Research paper by Zhengfang Z Wang, Pei P Chen, Liangli L Yu, Peter de B Pde B Harrington

Indexed on: 13 Feb '13Published on: 13 Feb '13Published in: Analytical Chemistry
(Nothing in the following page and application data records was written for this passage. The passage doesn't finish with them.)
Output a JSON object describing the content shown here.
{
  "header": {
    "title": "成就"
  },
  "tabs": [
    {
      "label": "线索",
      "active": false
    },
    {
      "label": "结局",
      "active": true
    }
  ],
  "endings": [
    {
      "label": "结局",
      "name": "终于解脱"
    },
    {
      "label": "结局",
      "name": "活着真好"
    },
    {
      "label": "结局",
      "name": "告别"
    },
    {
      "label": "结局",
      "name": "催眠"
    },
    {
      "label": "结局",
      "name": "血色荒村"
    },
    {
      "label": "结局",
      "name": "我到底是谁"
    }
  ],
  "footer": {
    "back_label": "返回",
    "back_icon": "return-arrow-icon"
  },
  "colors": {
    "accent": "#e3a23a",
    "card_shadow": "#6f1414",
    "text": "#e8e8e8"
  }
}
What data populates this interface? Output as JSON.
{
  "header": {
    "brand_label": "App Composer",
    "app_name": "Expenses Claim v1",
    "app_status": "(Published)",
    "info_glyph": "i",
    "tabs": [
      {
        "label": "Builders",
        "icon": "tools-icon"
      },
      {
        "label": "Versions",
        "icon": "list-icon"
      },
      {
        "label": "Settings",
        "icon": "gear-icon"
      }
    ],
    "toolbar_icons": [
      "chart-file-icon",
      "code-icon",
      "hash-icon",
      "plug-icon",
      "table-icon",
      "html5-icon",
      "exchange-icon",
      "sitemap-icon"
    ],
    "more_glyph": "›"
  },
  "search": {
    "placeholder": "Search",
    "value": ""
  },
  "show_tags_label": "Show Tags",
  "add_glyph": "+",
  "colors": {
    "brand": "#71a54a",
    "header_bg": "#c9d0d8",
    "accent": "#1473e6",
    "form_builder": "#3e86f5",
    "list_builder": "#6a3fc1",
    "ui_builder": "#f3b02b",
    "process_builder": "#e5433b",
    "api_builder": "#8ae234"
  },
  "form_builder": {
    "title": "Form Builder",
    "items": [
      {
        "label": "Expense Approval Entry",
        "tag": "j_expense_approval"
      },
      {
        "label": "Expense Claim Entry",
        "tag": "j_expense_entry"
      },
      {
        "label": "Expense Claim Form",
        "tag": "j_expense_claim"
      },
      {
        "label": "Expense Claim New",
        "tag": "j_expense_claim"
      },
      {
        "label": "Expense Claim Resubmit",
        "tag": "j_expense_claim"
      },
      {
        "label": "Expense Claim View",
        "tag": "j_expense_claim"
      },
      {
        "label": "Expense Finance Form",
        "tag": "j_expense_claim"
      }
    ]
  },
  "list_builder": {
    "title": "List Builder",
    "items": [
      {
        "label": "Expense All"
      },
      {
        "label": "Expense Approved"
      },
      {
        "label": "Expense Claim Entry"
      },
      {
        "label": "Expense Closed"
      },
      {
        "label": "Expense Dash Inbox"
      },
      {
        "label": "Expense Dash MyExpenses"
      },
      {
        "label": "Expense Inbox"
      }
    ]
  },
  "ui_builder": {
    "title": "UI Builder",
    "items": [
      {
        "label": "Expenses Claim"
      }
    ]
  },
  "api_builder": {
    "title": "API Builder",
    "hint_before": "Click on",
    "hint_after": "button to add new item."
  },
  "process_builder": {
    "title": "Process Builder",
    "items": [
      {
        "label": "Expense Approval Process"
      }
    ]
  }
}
Basil plants cultivated by organic and conventional farming practices were accurately classified by pattern recognition of gas chromatography/mass spectrometry (GC/MS) data. A novel extraction procedure was devised to extract characteristic compounds from ground basil powders. Two in-house fuzzy classifiers, i.e., the fuzzy rule-building expert system (FuRES) and the fuzzy optimal associative memory (FOAM) for the first time, were used to build classification models. Two crisp classifiers, i.e., soft independent modeling by class analogy (SIMCA) and the partial least-squares discriminant analysis (PLS-DA), were used as control methods. Prior to data processing, baseline correction and retention time alignment were performed. Classifiers were built with the two-way data sets, the total ion chromatogram representation of data sets, and the total mass spectrum representation of data sets, separately. Bootstrapped Latin partition (BLP) was used as an unbiased evaluation of the classifiers. By using two-way data sets, average classification rates with FuRES, FOAM, SIMCA, and PLS-DA were 100 ± 0%, 94.4 ± 0.4%, 93.3 ± 0.4%, and 100 ± 0%, respectively, for 100 independent evaluations. The established classifiers were used to classify a new validation set collected 2.5 months later with no parametric changes except that the training set and validation set were individually mean-centered. For the new two-way validation set, classification rates with FuRES, FOAM, SIMCA, and PLS-DA were 100%, 93%, 97%, and 100%, respectively. Thereby, the GC/MS analysis was demonstrated as a viable approach for organic basil authentication. It is the first time that a FOAM has been applied to classification. A novel baseline correction method was used also for the first time. The FuRES and the FOAM are demonstrated as powerful tools for modeling and classifying GC/MS data of complex samples, and the data pretreatments are demonstrated to be useful to improve the performance of classifiers.